Berg Family Foundation Seminar Room, Level 6, Wallace Wurth Building, UNSW Australia, Sydney
Contact for inquiries:
Rata Joseph, +61 (0)2 9385 0900 or email@example.com
The Kirby Institute is pleased to present:
Mr Neil Bretana – PhD Candidate, Surveillance Evaluation an Research Program, The Kirby Institute
“Transmission of hepatitis C virus among people who inject drugs in a prison setting"
HCV is mainly transmitted between people who inject drugs in developed countries. In this population, HCV prevalence is high and incarceration is recognised to be an independent risk factor for infection. To examine HCV transmission among inmates in a prison setting, this research have integrated epidemiology, molecular epidemiology, and computational modelling.
In the first study, HCV incidence and associated risk behaviours were calculated in a prospective cohort of inmates in NSW prisons. Thirty-eight HCV incident cases were identified in 269.94 person-years of follow-up yielding an estimated HCV incidence of 14.08 (95% CI: 9.96-19.32) per 100 person-years. Indigenous identity, injecting daily or more often, and injecting heroin were found to be associated with an increased risk of HCV infection.
The second study integrated virus sequences with risk behaviour and spatio-temporal data in order to reveal transmission clusters among inmates in NSW. Three clusters of recent HCV transmission were detected consisting of four in-custody transmission events involving drug injecting and sharing between source/recipient pairs located in the same prison at the same time. Despite a large background population of prisoners with chronic HCV, transmission events from recently infected individuals were identified in the prison setting.
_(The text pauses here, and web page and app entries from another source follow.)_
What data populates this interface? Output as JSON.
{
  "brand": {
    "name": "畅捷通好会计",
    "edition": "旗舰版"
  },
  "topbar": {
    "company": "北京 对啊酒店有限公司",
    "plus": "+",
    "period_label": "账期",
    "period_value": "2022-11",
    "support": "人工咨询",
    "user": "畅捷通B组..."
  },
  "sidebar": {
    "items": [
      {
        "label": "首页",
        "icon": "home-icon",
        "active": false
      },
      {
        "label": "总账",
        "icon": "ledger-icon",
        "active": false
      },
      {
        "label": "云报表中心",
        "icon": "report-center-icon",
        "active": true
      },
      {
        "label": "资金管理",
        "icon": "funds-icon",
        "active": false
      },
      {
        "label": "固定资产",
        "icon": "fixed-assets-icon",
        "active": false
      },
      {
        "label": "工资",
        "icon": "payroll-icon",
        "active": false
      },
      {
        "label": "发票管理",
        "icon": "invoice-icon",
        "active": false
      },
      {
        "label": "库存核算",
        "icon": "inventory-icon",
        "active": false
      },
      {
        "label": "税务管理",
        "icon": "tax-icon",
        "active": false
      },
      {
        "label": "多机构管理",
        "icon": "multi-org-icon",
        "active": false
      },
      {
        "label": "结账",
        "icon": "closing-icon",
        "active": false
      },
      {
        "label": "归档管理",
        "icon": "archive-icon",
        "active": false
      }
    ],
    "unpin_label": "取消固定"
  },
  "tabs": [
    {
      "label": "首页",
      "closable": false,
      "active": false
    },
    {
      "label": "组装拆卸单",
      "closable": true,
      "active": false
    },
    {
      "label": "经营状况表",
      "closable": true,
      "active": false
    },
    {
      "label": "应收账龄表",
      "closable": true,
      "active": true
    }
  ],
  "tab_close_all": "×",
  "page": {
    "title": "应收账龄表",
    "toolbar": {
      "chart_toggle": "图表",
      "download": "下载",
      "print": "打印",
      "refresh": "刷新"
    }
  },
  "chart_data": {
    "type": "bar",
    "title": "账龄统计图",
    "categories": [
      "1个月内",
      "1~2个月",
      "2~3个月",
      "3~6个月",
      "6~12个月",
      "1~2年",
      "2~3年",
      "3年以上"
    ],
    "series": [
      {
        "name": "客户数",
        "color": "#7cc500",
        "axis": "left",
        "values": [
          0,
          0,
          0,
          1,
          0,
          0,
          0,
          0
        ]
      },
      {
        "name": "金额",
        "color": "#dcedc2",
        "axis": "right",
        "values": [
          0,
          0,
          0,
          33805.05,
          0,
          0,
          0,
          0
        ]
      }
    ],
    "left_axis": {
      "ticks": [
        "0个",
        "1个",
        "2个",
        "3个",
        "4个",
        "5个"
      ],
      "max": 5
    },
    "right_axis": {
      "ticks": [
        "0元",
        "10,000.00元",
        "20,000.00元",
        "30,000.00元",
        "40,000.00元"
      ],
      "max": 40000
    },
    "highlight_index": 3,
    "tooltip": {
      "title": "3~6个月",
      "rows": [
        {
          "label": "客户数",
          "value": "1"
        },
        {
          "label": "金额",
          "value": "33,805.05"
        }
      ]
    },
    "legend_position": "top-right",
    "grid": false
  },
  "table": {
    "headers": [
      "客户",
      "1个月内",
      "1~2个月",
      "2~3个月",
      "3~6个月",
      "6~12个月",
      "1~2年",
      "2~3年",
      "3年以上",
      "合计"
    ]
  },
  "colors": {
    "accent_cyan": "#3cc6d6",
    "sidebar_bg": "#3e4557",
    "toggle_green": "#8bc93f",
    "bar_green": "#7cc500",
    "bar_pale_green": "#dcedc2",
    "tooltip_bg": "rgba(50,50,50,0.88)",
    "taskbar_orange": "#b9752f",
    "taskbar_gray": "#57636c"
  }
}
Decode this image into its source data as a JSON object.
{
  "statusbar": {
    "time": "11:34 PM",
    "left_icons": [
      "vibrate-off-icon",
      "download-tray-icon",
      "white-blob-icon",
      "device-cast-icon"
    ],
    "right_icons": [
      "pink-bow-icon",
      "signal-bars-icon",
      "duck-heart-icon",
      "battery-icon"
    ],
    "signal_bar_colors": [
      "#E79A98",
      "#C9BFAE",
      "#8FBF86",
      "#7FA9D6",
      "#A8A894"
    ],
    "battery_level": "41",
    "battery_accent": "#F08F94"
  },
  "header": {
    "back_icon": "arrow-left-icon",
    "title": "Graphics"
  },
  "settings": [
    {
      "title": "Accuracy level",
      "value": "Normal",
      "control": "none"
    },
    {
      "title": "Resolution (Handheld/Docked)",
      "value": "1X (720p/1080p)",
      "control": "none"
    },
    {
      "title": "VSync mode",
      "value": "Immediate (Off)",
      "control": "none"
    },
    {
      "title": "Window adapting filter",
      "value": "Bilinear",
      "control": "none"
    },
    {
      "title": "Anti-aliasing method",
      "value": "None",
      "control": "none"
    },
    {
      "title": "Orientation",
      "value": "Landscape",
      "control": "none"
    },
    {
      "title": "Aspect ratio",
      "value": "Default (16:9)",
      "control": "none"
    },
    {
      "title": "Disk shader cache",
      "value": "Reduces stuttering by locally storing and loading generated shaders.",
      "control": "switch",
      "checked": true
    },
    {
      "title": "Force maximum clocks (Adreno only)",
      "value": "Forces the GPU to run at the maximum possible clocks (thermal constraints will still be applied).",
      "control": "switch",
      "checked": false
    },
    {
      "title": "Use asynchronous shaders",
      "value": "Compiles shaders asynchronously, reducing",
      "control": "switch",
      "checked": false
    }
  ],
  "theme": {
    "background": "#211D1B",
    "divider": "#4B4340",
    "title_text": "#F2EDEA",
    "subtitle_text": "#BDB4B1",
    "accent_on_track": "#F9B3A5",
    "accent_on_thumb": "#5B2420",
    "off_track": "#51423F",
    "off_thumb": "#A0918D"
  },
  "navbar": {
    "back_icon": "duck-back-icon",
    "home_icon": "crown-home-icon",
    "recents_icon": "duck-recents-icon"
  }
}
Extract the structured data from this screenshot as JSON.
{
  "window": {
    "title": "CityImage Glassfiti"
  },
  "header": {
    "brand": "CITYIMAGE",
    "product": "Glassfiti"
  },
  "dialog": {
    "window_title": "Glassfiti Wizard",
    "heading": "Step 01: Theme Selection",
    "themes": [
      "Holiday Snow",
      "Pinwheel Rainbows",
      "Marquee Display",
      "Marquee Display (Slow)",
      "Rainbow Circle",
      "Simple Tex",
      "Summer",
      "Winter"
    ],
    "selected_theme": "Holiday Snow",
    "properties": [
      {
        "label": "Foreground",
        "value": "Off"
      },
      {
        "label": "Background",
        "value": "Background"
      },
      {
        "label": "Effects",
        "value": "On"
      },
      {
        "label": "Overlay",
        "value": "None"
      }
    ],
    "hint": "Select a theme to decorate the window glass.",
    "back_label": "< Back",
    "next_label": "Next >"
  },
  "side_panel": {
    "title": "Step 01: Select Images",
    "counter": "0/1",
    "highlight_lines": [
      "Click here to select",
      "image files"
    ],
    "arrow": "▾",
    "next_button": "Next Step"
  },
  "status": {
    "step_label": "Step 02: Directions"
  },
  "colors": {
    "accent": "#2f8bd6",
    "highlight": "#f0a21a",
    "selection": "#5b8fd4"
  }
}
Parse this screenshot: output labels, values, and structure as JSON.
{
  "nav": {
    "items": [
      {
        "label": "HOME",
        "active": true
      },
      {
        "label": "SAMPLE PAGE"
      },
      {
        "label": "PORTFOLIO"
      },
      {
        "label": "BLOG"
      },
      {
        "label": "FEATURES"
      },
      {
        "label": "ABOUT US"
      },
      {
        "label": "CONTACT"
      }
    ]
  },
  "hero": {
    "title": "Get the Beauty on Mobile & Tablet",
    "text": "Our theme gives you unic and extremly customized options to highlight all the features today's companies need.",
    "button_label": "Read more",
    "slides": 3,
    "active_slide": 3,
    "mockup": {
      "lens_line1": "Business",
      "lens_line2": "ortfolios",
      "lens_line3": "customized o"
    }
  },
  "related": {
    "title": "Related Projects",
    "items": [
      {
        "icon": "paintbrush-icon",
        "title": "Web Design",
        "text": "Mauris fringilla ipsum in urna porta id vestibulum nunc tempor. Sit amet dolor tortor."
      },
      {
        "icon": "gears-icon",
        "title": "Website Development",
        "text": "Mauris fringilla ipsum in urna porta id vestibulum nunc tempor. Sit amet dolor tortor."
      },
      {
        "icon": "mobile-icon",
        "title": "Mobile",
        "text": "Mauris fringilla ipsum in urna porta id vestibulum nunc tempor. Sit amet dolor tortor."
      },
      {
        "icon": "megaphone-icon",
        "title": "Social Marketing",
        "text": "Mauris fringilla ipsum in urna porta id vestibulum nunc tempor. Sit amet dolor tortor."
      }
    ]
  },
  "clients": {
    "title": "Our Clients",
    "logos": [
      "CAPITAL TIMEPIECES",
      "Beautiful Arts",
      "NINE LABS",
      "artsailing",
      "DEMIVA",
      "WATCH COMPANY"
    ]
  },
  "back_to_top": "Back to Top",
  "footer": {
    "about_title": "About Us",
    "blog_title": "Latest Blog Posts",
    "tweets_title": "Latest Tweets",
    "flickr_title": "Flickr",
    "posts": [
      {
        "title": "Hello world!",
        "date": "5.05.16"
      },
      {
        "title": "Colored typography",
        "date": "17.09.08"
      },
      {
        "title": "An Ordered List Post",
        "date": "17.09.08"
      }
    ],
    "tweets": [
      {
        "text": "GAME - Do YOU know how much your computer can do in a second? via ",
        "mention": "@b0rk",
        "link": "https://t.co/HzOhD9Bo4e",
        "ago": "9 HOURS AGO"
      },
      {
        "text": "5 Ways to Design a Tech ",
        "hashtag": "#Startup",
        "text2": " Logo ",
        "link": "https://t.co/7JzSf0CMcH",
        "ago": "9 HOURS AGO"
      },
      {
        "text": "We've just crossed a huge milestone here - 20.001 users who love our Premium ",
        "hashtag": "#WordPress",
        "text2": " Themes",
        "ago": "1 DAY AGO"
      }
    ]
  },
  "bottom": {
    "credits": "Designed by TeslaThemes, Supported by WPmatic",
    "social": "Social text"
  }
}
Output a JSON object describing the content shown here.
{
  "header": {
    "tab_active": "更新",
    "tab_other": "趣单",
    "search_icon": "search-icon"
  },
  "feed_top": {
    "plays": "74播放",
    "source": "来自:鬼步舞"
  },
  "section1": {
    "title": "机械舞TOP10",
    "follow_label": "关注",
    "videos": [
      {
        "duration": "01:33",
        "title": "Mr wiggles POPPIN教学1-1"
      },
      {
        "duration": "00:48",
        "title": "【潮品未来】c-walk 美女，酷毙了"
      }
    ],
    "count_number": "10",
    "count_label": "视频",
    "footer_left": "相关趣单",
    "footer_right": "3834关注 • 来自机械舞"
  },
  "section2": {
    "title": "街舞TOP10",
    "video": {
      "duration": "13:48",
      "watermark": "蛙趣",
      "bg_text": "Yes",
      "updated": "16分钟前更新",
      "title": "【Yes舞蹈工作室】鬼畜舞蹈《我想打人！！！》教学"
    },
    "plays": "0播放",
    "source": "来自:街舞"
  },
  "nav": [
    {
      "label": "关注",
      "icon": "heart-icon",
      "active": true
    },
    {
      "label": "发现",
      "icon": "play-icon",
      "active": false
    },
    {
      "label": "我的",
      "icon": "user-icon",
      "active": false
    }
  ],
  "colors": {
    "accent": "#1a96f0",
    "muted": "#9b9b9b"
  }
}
In the third study, a computational model was developed to simulate the ongoing HCV epidemics in the NSW prisons. The model was used to predict future epidemiological trends and investigate scenarios of altered risk affecting the epidemic. The projected incidence of HCV was stable at 9.72 (95% CI: 9.36-10.08) per 100 person-years until 2020. The potential impact of changes in incarceration rates, and HCV prevention strategies to reduce HCV transmission in NSW prisons were explored.
This approach of integrated epidemiological, molecular epidemiological and modeling methods to study HCV transmissions has clear capacity to inform policy and public health practice in the prison setting. Future work includes consideration of social network information, assessment of new antiviral treatment strategies in NSW prisons, and enhancing linkage with community-based research.
Neil Bretana is a Research Associate at the Surveillance and Evaluation Research Program (SERP) at the Kirby Institute at the University of New South Wales. He is focused on understanding the dynamics of infectious disease transmission in high-risk settings, and is dedicated in informing public health policy through scientific evidence. Dr. Bretana’s scientific training includes a B.Sc. in Computer Science, an M.S. in Biomedical Informatics, and a Ph.D. and Pathology.